> [Task objective]
Pictures are not part of the copy. Reproduce all the records exactly.

** Input for this task follows **

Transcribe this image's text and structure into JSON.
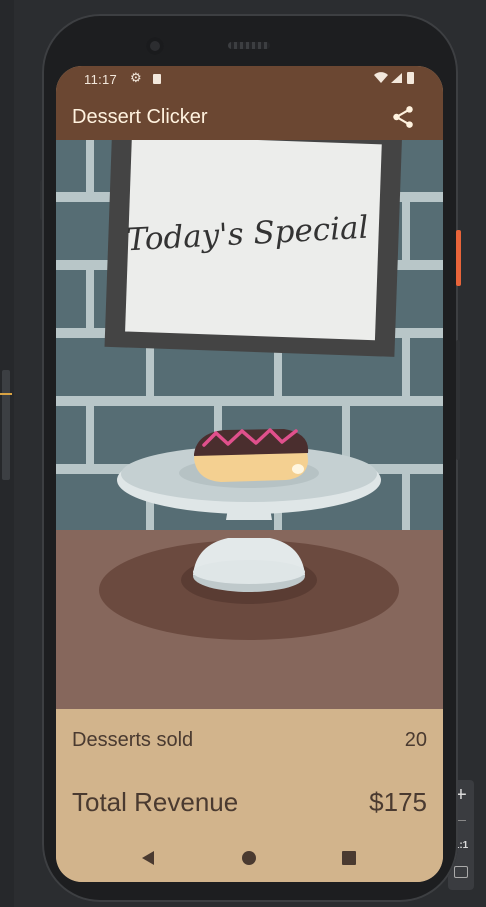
{
  "status_bar": {
    "time": "11:17",
    "icons": [
      "gear-icon",
      "sim-card-icon",
      "wifi-icon",
      "signal-icon",
      "battery-icon"
    ]
  },
  "app_bar": {
    "title": "Dessert Clicker",
    "share_icon": "share-icon"
  },
  "scene": {
    "sign_text": "Today's Special",
    "dessert": "eclair"
  },
  "stats": {
    "desserts_sold_label": "Desserts sold",
    "desserts_sold_value": "20",
    "total_revenue_label": "Total Revenue",
    "total_revenue_value": "$175"
  },
  "nav_bar": {
    "icons": [
      "back-icon",
      "home-icon",
      "recents-icon"
    ]
  },
  "emulator_toolbar": {
    "zoom_in": "+",
    "ratio": "1:1"
  },
  "colors": {
    "app_bar": "#6b4732",
    "info_panel": "#d2b48c",
    "text": "#4a3a30"
  }
}
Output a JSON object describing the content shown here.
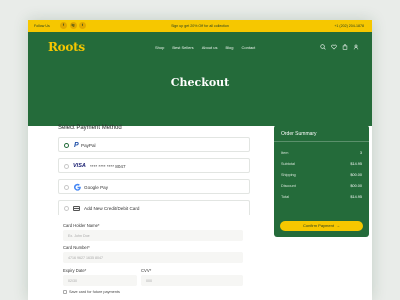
{
  "promo": {
    "follow_label": "Follow Us",
    "socials": [
      "f",
      "ig",
      "t"
    ],
    "offer": "Sign up get 20% Off for all collection",
    "phone": "+1 (202) 204-1878",
    "colors": {
      "bar": "#f6c700"
    }
  },
  "header": {
    "logo": "Roots",
    "nav": [
      "Shop",
      "Best Sellers",
      "About us",
      "Blog",
      "Contact"
    ],
    "icons": [
      "search-icon",
      "heart-icon",
      "bag-icon",
      "user-icon"
    ],
    "title": "Checkout",
    "colors": {
      "brand_green": "#246b3a",
      "accent_yellow": "#f6c700"
    }
  },
  "payment": {
    "title": "Select Payment Method",
    "options": [
      {
        "label": "PayPal",
        "logo_text": "P",
        "selected": true
      },
      {
        "label": "**** **** **** 8047",
        "logo_text": "VISA",
        "selected": false
      },
      {
        "label": "Google Pay",
        "logo_text": "G",
        "selected": false
      },
      {
        "label": "Add New Credit/Debit Card",
        "logo_text": "",
        "selected": false
      }
    ],
    "form": {
      "holder_label": "Card Holder Name*",
      "holder_placeholder": "Ex. John Doe",
      "number_label": "Card Number*",
      "number_placeholder": "4716 9627 1635 8047",
      "expiry_label": "Expiry Date*",
      "expiry_placeholder": "02/30",
      "cvv_label": "CVV*",
      "cvv_placeholder": "000",
      "save_label": "Save card for future payments"
    }
  },
  "summary": {
    "title": "Order Summary",
    "rows": [
      {
        "k": "Item",
        "v": "3"
      },
      {
        "k": "Subtotal",
        "v": "$14.95"
      },
      {
        "k": "Shipping",
        "v": "$00.00"
      },
      {
        "k": "Discount",
        "v": "$00.00"
      },
      {
        "k": "Total",
        "v": "$14.95"
      }
    ],
    "confirm_label": "Confirm Payment",
    "confirm_arrow": "→"
  }
}
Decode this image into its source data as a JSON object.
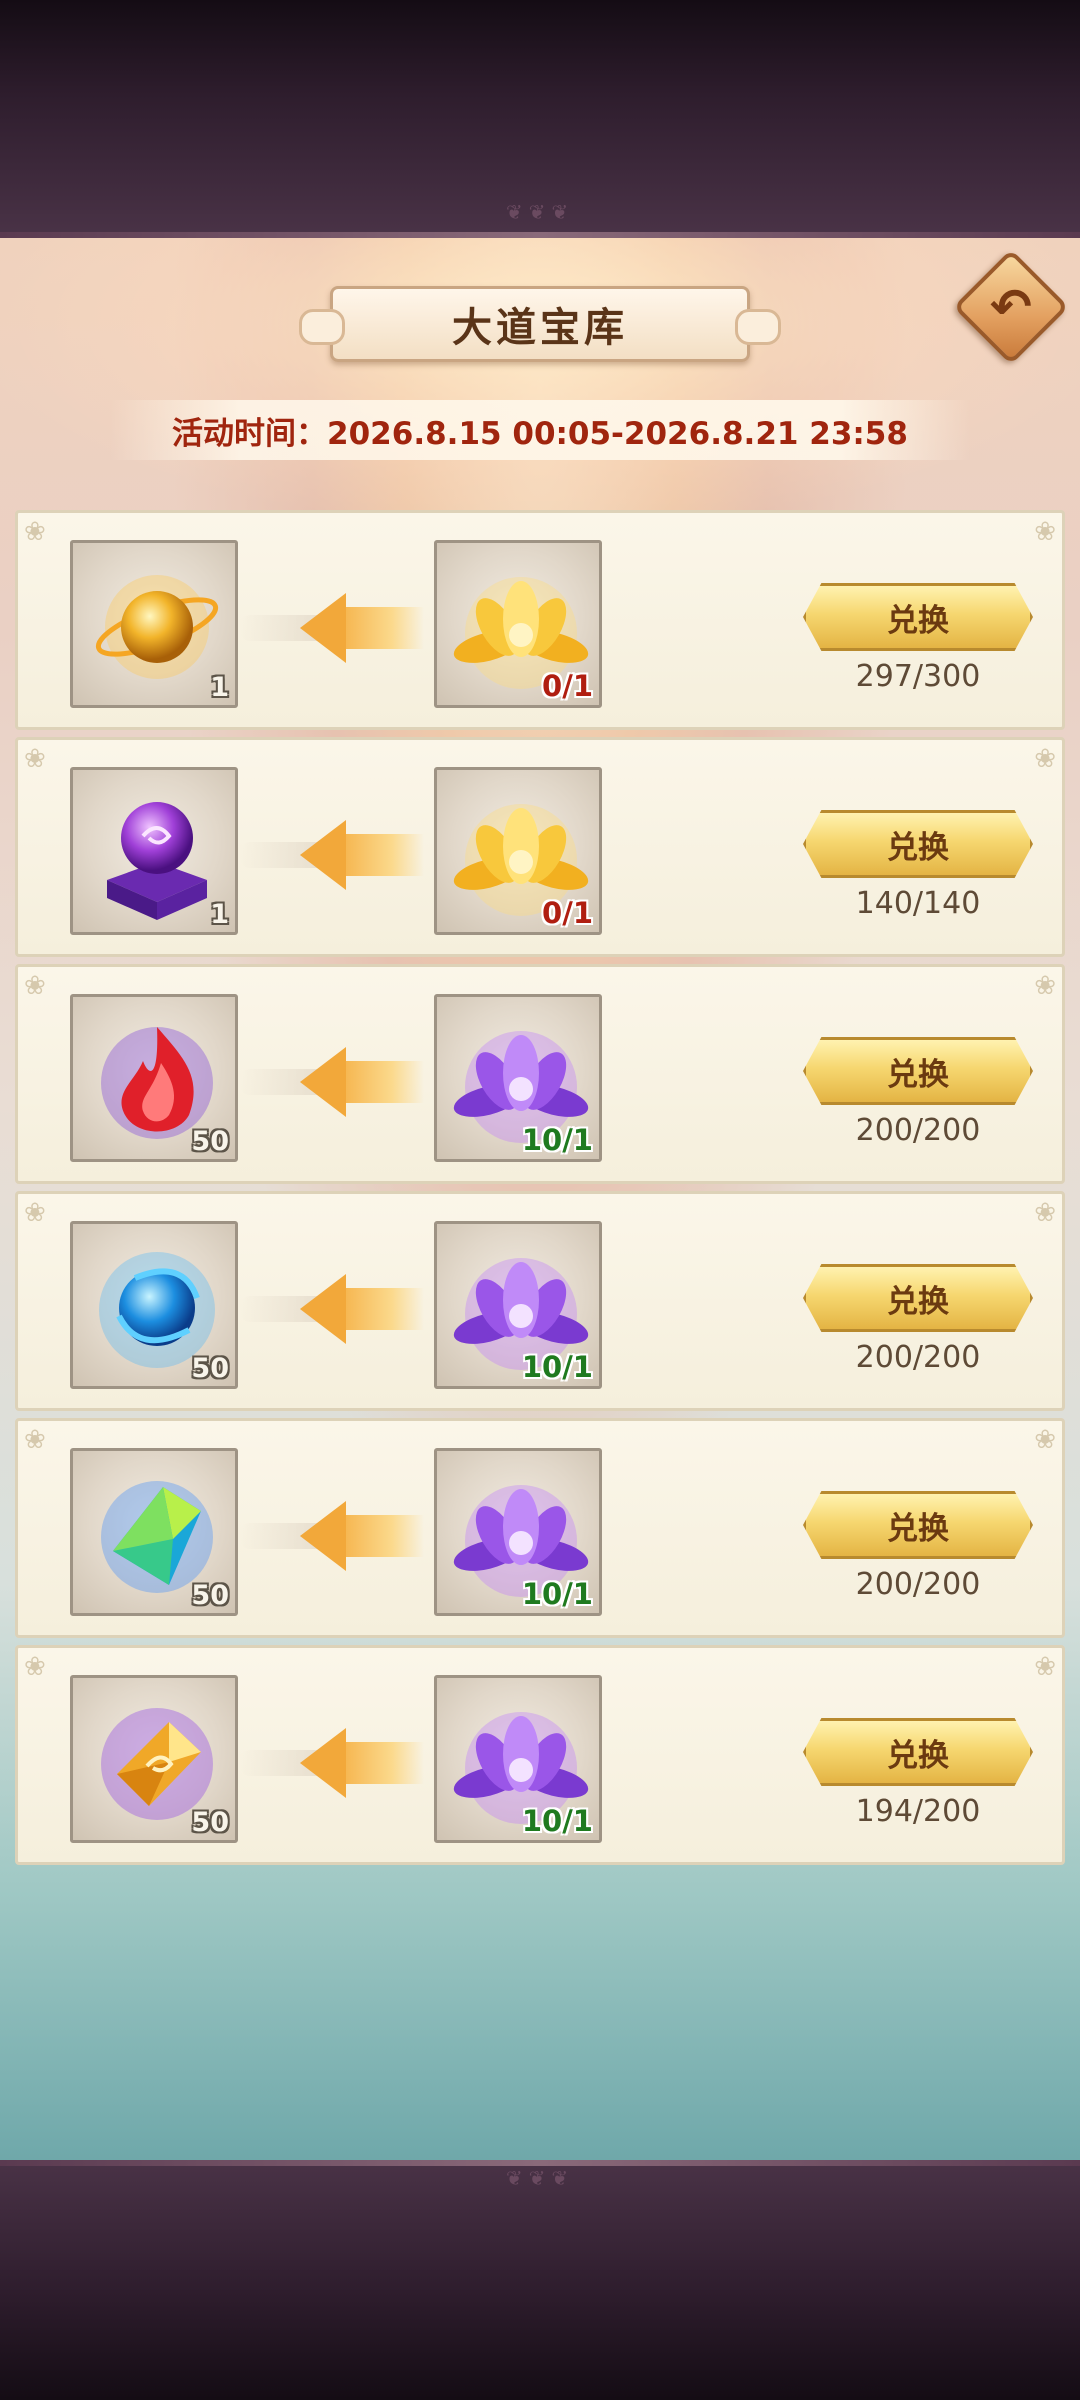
{
  "header": {
    "title": "大道宝库",
    "event_time": "活动时间：2026.8.15 00:05-2026.8.21 23:58",
    "back_glyph": "↶"
  },
  "rows": [
    {
      "reward_qty": "1",
      "cost_qty": "0/1",
      "cost_state": "insufficient",
      "button": "兑换",
      "progress": "297/300"
    },
    {
      "reward_qty": "1",
      "cost_qty": "0/1",
      "cost_state": "insufficient",
      "button": "兑换",
      "progress": "140/140"
    },
    {
      "reward_qty": "50",
      "cost_qty": "10/1",
      "cost_state": "sufficient",
      "button": "兑换",
      "progress": "200/200"
    },
    {
      "reward_qty": "50",
      "cost_qty": "10/1",
      "cost_state": "sufficient",
      "button": "兑换",
      "progress": "200/200"
    },
    {
      "reward_qty": "50",
      "cost_qty": "10/1",
      "cost_state": "sufficient",
      "button": "兑换",
      "progress": "200/200"
    },
    {
      "reward_qty": "50",
      "cost_qty": "10/1",
      "cost_state": "sufficient",
      "button": "兑换",
      "progress": "194/200"
    }
  ],
  "items": {
    "reward_icons": [
      "golden-orb-icon",
      "purple-orb-on-stand-icon",
      "red-flame-crystal-icon",
      "blue-swirl-orb-icon",
      "green-crystal-icon",
      "golden-gem-icon"
    ],
    "cost_icons": [
      "golden-lotus-icon",
      "golden-lotus-icon",
      "purple-lotus-icon",
      "purple-lotus-icon",
      "purple-lotus-icon",
      "purple-lotus-icon"
    ]
  },
  "colors": {
    "insufficient": "#b01e10",
    "sufficient": "#1f7a1f",
    "button_gold": "#f6d770",
    "title_brown": "#5a3418"
  }
}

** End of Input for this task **

> [Reply to the exercise]
Transcribe this image's text and structure into JSON.
{
  "status_bar": {
    "time": "11:17",
    "icons": [
      "gear-icon",
      "sim-card-icon",
      "wifi-icon",
      "signal-icon",
      "battery-icon"
    ]
  },
  "app_bar": {
    "title": "Dessert Clicker",
    "share_icon": "share-icon"
  },
  "scene": {
    "sign_text": "Today's Special",
    "dessert": "eclair"
  },
  "stats": {
    "desserts_sold_label": "Desserts sold",
    "desserts_sold_value": "20",
    "total_revenue_label": "Total Revenue",
    "total_revenue_value": "$175"
  },
  "nav_bar": {
    "icons": [
      "back-icon",
      "home-icon",
      "recents-icon"
    ]
  },
  "emulator_toolbar": {
    "zoom_in": "+",
    "ratio": "1:1"
  },
  "colors": {
    "app_bar": "#6b4732",
    "info_panel": "#d2b48c",
    "text": "#4a3a30"
  }
}
Output a JSON object describing the content shown here.
{
  "promo": {
    "follow_label": "Follow Us",
    "socials": [
      "f",
      "ig",
      "t"
    ],
    "offer": "Sign up get 20% Off for all collection",
    "phone": "+1 (202) 204-1878",
    "colors": {
      "bar": "#f6c700"
    }
  },
  "header": {
    "logo": "Roots",
    "nav": [
      "Shop",
      "Best Sellers",
      "About us",
      "Blog",
      "Contact"
    ],
    "icons": [
      "search-icon",
      "heart-icon",
      "bag-icon",
      "user-icon"
    ],
    "title": "Checkout",
    "colors": {
      "brand_green": "#246b3a",
      "accent_yellow": "#f6c700"
    }
  },
  "payment": {
    "title": "Select Payment Method",
    "options": [
      {
        "label": "PayPal",
        "logo_text": "P",
        "selected": true
      },
      {
        "label": "**** **** **** 8047",
        "logo_text": "VISA",
        "selected": false
      },
      {
        "label": "Google Pay",
        "logo_text": "G",
        "selected": false
      },
      {
        "label": "Add New Credit/Debit Card",
        "logo_text": "",
        "selected": false
      }
    ],
    "form": {
      "holder_label": "Card Holder Name*",
      "holder_placeholder": "Ex. John Doe",
      "number_label": "Card Number*",
      "number_placeholder": "4716 9627 1635 8047",
      "expiry_label": "Expiry Date*",
      "expiry_placeholder": "02/30",
      "cvv_label": "CVV*",
      "cvv_placeholder": "000",
      "save_label": "Save card for future payments"
    }
  },
  "summary": {
    "title": "Order Summary",
    "rows": [
      {
        "k": "Item",
        "v": "3"
      },
      {
        "k": "Subtotal",
        "v": "$14.95"
      },
      {
        "k": "Shipping",
        "v": "$00.00"
      },
      {
        "k": "Discount",
        "v": "$00.00"
      },
      {
        "k": "Total",
        "v": "$14.95"
      }
    ],
    "confirm_label": "Confirm Payment",
    "confirm_arrow": "→"
  }
}
Decode this image into its source data as a JSON object.
{
  "header": {
    "title": "大道宝库",
    "event_time": "活动时间：2026.8.15 00:05-2026.8.21 23:58",
    "back_glyph": "↶"
  },
  "rows": [
    {
      "reward_qty": "1",
      "cost_qty": "0/1",
      "cost_state": "insufficient",
      "button": "兑换",
      "progress": "297/300"
    },
    {
      "reward_qty": "1",
      "cost_qty": "0/1",
      "cost_state": "insufficient",
      "button": "兑换",
      "progress": "140/140"
    },
    {
      "reward_qty": "50",
      "cost_qty": "10/1",
      "cost_state": "sufficient",
      "button": "兑换",
      "progress": "200/200"
    },
    {
      "reward_qty": "50",
      "cost_qty": "10/1",
      "cost_state": "sufficient",
      "button": "兑换",
      "progress": "200/200"
    },
    {
      "reward_qty": "50",
      "cost_qty": "10/1",
      "cost_state": "sufficient",
      "button": "兑换",
      "progress": "200/200"
    },
    {
      "reward_qty": "50",
      "cost_qty": "10/1",
      "cost_state": "sufficient",
      "button": "兑换",
      "progress": "194/200"
    }
  ],
  "items": {
    "reward_icons": [
      "golden-orb-icon",
      "purple-orb-on-stand-icon",
      "red-flame-crystal-icon",
      "blue-swirl-orb-icon",
      "green-crystal-icon",
      "golden-gem-icon"
    ],
    "cost_icons": [
      "golden-lotus-icon",
      "golden-lotus-icon",
      "purple-lotus-icon",
      "purple-lotus-icon",
      "purple-lotus-icon",
      "purple-lotus-icon"
    ]
  },
  "colors": {
    "insufficient": "#b01e10",
    "sufficient": "#1f7a1f",
    "button_gold": "#f6d770",
    "title_brown": "#5a3418"
  }
}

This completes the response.